Reflections on a Nomadic Homestay
The landscape of my home stay with Tibetan families in the mountains above Qinghai Lake is imprinted on the backs of my eyelids, green and blue boring through my active visual life, allowing me to feel the serenity I felt when I was there. It reminded me of Ireland, and of the solitude and simple beauty that I have gone there to seek in the past. Of course, the yaks and the appearance of the people are wildly different, but in many ways I felt that the souls of these shepherds were akin to their brothers and sisters on another continent.
The Tibetan nomads are intensely connected with their animals, their land, but they are also wary, separate, and in control. Often, in cities or in the wilderness, I feel that I am under the thumb of nature or the world around me, that I am not in control. That lack of agency does not to appear in the Tibetan nomads, partially because it seems to me that they have ceased to struggle against nature in the same way I do; they have an indelible confidence in the natural world. With the changes in weather, extremes of the climate further polarizing, some of the former predictability of the conditions in there in the mountains is gone. How was my host family unable to flinch as we sat in our tent at 10 pm under the light of a single fluorescent bulb with hail pouring down, threatening to cut holes in the tent, and lightning flashing on all sides?
Coming from a home of three people, I understand the bonds of an only child with their parents quite well. My parents and I, no matter our quarrels and our differences, are a tightly knit unit. The family I stayed with above Qinghai Lake reminded me immensely of that. They did not demonstrate affection in the same way I do with my parents, but every interaction showed love, support, and respect. The son, about 7 years old, was full of energy, but he did as he was told, even anticipating his parents needs. He was never disciplined; there was no need. This was in strong contrast to my previous home stay with a Tibetan family in Rebkong: the 4 year old girl was constantly in trouble with her parents for her bad behavior and disrespect. What allows for such a large difference in parenting styles and in a child’s behavior? Does the life in the city have that large an effect on the personality of a child? The solitude, the independence, the wherewithal that is necessary in the nomadic lifestyle probably causes a child to learn how important obedience is rather early on. With taking care of livestock and living off the land there is no room for error.
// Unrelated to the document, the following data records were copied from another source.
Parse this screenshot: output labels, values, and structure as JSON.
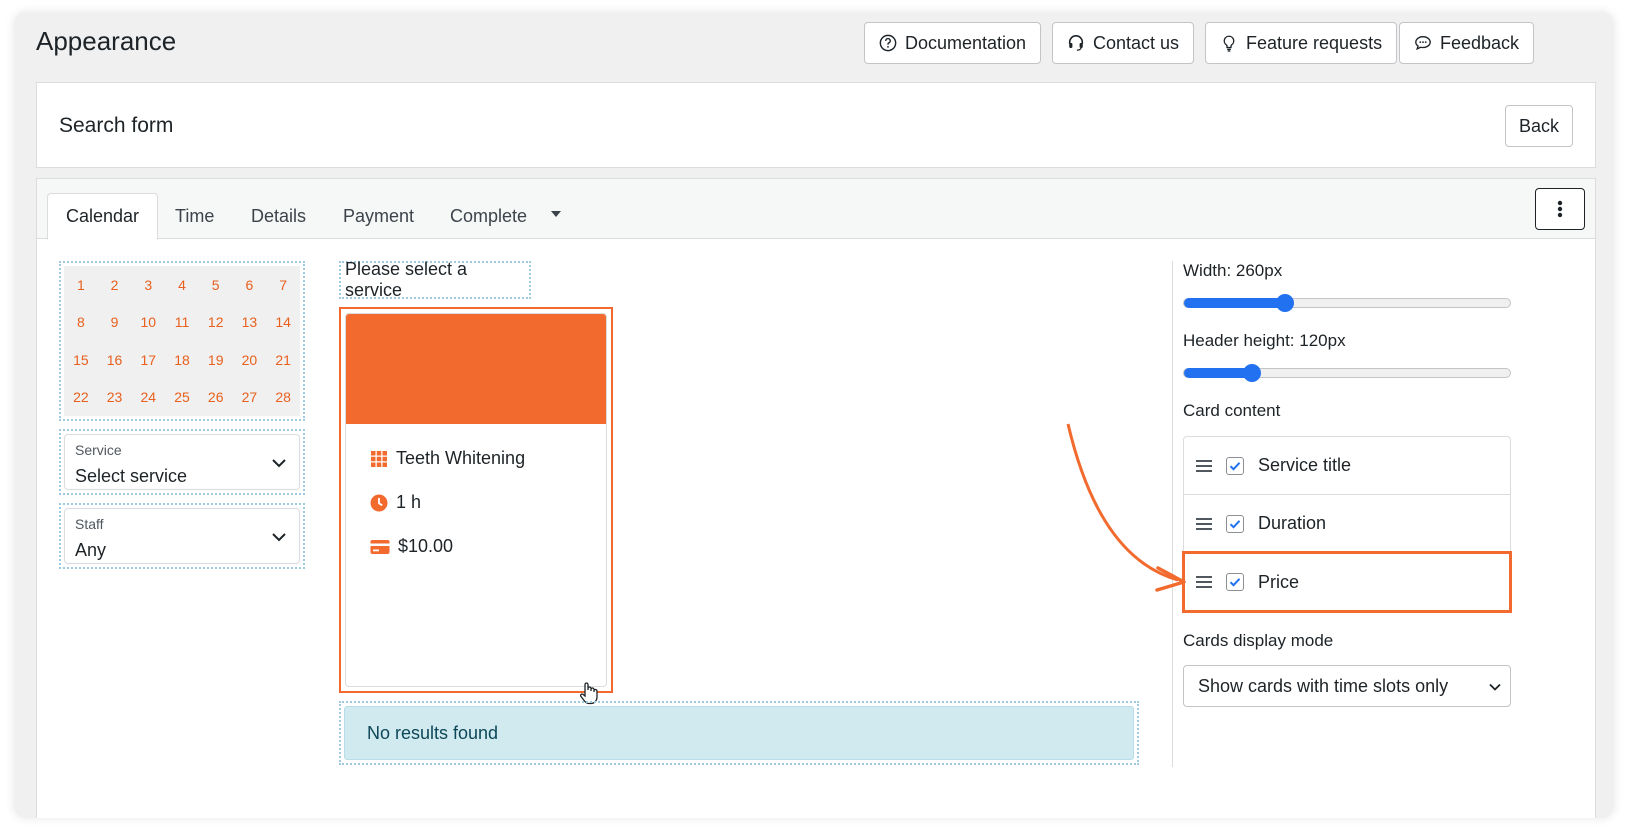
{
  "header": {
    "title": "Appearance",
    "buttons": {
      "documentation": "Documentation",
      "contact": "Contact us",
      "feature_requests": "Feature requests",
      "feedback": "Feedback"
    }
  },
  "panel": {
    "title": "Search form",
    "back": "Back"
  },
  "tabs": [
    "Calendar",
    "Time",
    "Details",
    "Payment",
    "Complete"
  ],
  "active_tab": "Calendar",
  "calendar": {
    "days": [
      "1",
      "2",
      "3",
      "4",
      "5",
      "6",
      "7",
      "8",
      "9",
      "10",
      "11",
      "12",
      "13",
      "14",
      "15",
      "16",
      "17",
      "18",
      "19",
      "20",
      "21",
      "22",
      "23",
      "24",
      "25",
      "26",
      "27",
      "28"
    ]
  },
  "filters": {
    "service": {
      "label": "Service",
      "value": "Select service"
    },
    "staff": {
      "label": "Staff",
      "value": "Any"
    }
  },
  "preview": {
    "hint": "Please select a service",
    "card": {
      "title": "Teeth Whitening",
      "duration": "1 h",
      "price": "$10.00"
    },
    "no_results": "No results found"
  },
  "settings": {
    "width_label": "Width: 260px",
    "width_level": 0.31,
    "header_height_label": "Header height: 120px",
    "header_height_level": 0.21,
    "card_content_label": "Card content",
    "card_content_items": [
      {
        "label": "Service title",
        "checked": true
      },
      {
        "label": "Duration",
        "checked": true
      },
      {
        "label": "Price",
        "checked": true
      }
    ],
    "display_mode_label": "Cards display mode",
    "display_mode_value": "Show cards with time slots only"
  },
  "colors": {
    "accent": "#f26a2e",
    "slider": "#2271f1",
    "info_bg": "#d1eaf0"
  }
}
It is a life without walls, without Western ideas of comfort, but a life full of weathered hands, wind-beaten cheeks, whispered emotion, milk tea, hard work, and warm blankets inside tents that lie right beneath the starry sky.